_What the exercise asks_: Without the pictures, return each record as it appears.
■ ■ ■ ■ ■
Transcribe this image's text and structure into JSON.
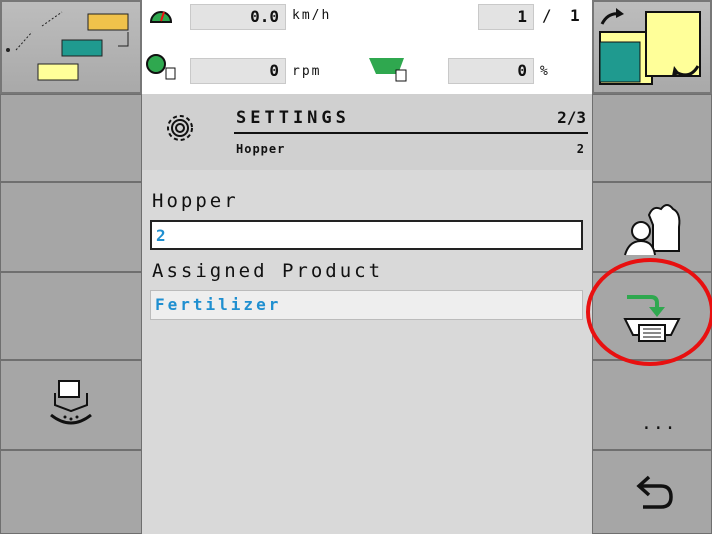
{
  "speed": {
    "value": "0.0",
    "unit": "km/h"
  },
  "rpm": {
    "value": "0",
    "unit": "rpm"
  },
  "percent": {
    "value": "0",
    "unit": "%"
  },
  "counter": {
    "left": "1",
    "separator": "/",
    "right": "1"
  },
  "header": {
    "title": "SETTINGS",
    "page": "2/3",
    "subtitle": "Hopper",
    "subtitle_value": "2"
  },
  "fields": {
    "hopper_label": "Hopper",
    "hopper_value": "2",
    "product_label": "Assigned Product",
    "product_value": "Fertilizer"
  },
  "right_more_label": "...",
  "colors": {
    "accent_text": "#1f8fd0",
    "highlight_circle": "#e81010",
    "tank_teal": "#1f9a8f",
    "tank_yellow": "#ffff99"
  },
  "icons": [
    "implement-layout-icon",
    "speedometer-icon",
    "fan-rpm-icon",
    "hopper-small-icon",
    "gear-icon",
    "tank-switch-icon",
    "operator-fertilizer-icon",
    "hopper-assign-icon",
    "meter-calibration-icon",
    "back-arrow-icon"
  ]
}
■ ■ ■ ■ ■
_Solution for this task_:
Transcribe this image's text and structure into JSON.
{
  "speed": {
    "value": "0.0",
    "unit": "km/h"
  },
  "rpm": {
    "value": "0",
    "unit": "rpm"
  },
  "percent": {
    "value": "0",
    "unit": "%"
  },
  "counter": {
    "left": "1",
    "separator": "/",
    "right": "1"
  },
  "header": {
    "title": "SETTINGS",
    "page": "2/3",
    "subtitle": "Hopper",
    "subtitle_value": "2"
  },
  "fields": {
    "hopper_label": "Hopper",
    "hopper_value": "2",
    "product_label": "Assigned Product",
    "product_value": "Fertilizer"
  },
  "right_more_label": "...",
  "colors": {
    "accent_text": "#1f8fd0",
    "highlight_circle": "#e81010",
    "tank_teal": "#1f9a8f",
    "tank_yellow": "#ffff99"
  },
  "icons": [
    "implement-layout-icon",
    "speedometer-icon",
    "fan-rpm-icon",
    "hopper-small-icon",
    "gear-icon",
    "tank-switch-icon",
    "operator-fertilizer-icon",
    "hopper-assign-icon",
    "meter-calibration-icon",
    "back-arrow-icon"
  ]
}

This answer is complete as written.